* _Exercise_
Wherever the string "icon" shows up in the data below, copy the whole line.

== Input records ==

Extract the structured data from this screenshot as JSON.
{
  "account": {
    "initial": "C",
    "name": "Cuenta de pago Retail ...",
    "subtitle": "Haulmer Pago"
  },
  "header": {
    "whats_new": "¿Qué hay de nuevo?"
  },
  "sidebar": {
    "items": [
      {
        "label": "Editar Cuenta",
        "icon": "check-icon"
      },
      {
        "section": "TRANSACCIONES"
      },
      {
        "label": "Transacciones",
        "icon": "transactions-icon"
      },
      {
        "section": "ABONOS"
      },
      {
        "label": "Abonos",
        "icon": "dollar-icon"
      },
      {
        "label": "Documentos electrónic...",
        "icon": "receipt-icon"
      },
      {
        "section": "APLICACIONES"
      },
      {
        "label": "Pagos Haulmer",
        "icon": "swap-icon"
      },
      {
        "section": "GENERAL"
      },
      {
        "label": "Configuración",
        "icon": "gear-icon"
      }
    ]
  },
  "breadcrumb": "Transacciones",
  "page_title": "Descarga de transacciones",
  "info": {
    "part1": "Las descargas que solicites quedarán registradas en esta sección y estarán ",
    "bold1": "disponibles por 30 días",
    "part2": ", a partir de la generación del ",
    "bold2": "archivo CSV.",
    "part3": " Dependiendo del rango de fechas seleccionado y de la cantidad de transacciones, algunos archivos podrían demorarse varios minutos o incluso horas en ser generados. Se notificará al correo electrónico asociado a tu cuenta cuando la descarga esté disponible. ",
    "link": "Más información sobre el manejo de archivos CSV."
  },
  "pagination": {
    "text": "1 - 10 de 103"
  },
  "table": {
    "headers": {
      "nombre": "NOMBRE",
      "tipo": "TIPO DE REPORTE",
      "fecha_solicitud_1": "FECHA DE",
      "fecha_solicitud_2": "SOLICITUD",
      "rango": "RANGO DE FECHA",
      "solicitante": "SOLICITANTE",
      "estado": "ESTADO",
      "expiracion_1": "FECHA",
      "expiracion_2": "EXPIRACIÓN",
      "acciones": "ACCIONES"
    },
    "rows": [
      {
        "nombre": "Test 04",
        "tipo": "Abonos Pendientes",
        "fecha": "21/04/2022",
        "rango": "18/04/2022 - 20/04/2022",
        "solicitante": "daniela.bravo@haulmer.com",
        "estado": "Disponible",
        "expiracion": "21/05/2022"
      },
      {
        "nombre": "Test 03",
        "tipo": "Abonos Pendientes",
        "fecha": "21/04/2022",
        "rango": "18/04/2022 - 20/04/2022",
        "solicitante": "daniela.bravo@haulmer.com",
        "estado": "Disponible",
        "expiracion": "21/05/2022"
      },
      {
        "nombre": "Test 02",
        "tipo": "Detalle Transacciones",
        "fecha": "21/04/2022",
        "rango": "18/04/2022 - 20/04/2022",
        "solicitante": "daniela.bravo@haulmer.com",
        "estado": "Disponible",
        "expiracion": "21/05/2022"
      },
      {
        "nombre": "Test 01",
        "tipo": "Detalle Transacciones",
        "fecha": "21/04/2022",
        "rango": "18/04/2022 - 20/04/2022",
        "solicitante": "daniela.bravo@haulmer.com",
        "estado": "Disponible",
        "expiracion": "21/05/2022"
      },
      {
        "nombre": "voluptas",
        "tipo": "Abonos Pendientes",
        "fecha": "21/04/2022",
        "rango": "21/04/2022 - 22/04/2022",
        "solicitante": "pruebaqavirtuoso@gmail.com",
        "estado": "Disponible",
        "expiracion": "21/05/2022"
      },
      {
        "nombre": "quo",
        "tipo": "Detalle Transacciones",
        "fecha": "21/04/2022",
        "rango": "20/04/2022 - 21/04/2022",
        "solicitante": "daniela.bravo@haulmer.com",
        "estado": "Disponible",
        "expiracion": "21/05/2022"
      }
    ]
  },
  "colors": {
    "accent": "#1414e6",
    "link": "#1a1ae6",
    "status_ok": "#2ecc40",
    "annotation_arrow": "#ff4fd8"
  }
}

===

* _Solved exercise_
        "icon": "check-icon"
        "icon": "transactions-icon"
        "icon": "dollar-icon"
        "icon": "receipt-icon"
        "icon": "swap-icon"
        "icon": "gear-icon"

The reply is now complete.